Doctors use general anesthesia in emergencies and sometimes for cesarean delivery. Very rarely, you might have general anesthesia during delivery if the regional anesthetic doesn’t work or if there’s an emergency in which the benefits of general anesthesia outweigh its risks.
If you’re having general anesthesia, it’s important to reduce your baby’s exposure to the anesthetic as much as possible.
General anesthesia causes a loss of consciousness and relaxes the muscles in your airway and digestive tract. Typically, your anesthesiologist will insert an endotracheal tube down your windpipe to ensure you get plenty of oxygen and to protect your lungs from stomach acids and other fluids.
This increases the risk that you might breathe in stomach fluids or other fluids into your lungs, which is called aspiration.

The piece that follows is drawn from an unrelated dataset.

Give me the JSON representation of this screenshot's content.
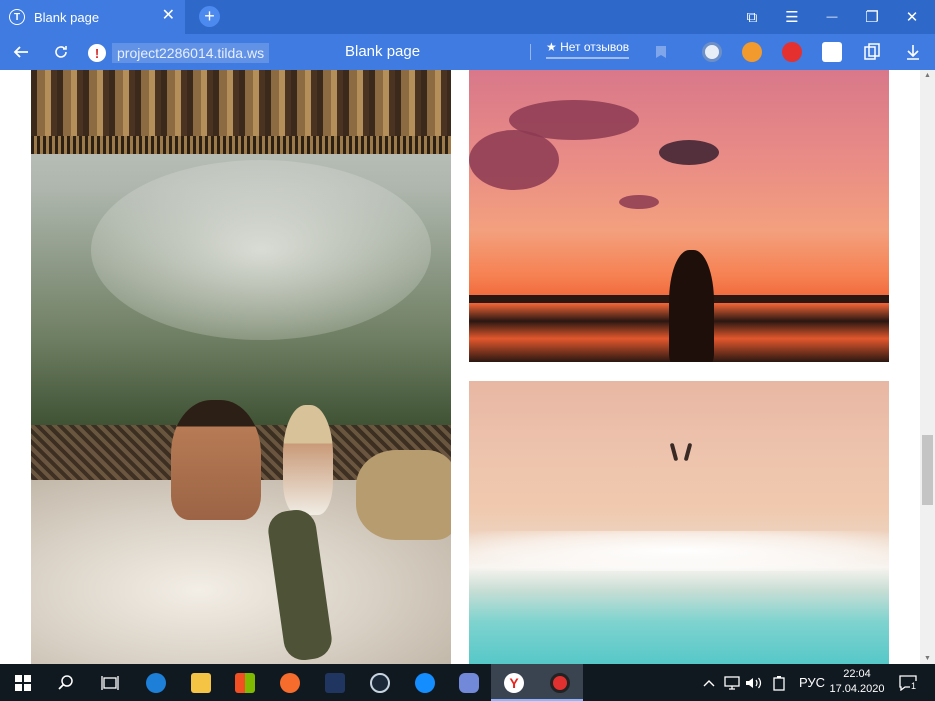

This can cause pneumonia or other damage to your body.
Other risks associated with general anesthesia include:
- an inability to place an endotracheal tube down the windpipe
- toxicity with anesthetic medications
- respiratory depression in the newborn baby
- fetal lethargy
Your anesthesiologist may do the following to lower your risks:
- provide oxygen before the anesthesia
- give an antacid to lower the acidity of your stomach contents
- give fast-acting medications to relax your muscles for quick and easy placement of the breathing tube
- apply pressure to your throat to block the esophagus and decrease the risk of aspiration until the endotracheal tube is in place
Anesthesia awareness occurs when you wake up or remain partially awake while under general anesthesia. This can occur because you receive muscle relaxants first, which can make you unable to move or tell your doctor that you’re awake.
This is also called “unintended intraoperative awareness.” It’s rare, and experiencing pain during it is even more rare. For some, it may cause psychological problems similar to post-traumatic stress disorder.
You’ll receive some medication through an IV drip. Then, you’ll receive halothane, nitrous oxide, isoflurane, sevoflurane, and desflurane, along with oxygen through an airway mask. Your anesthesiologist will place an endotracheal tube down your windpipe to assist in breathing and to prevent aspiration.
After the delivery, the drugs will wear off, and your anesthesiologist will bring you back to consciousness. You’ll likely feel groggy and confused at first. You may experience common side effects such as:
- a dry mouth
- a sore throat
Regional blocks, such as a spinal anesthetic or epidural, are preferable. However, general anesthesia can be applied quickly in an emergency or if you need a cesarean delivery quickly.
If part of your baby is already in the birth canal when you need general anesthesia, you can get it without having to sit up or change positions.
Once under general anesthesia, pain relief isn’t an issue because you’re essentially asleep. Other anesthetics, such as an epidural, sometimes only give partial relief of pain.
For some women who require a cesarean delivery and have had back surgery or have back deformities, general anesthesia may be an acceptable alternative to regional or spinal anesthesia. These can be difficult to administer because of prior health issues.
If you have a bleeding disorder, a brain tumor, or increased intracranial pressure, you may not be able to receive an epidural or spinal anesthetic, and you may need general anesthesia.
Your doctor will try to avoid using general anesthesia during childbirth because the delivery process requires you to be conscious and active. However, you may need general anesthesia if you have certain health issues.
Doctors use general anesthesia for childbirth when it’s a cesarean delivery. Using general anesthesia during childbirth does have higher risks, but it’s relatively safe.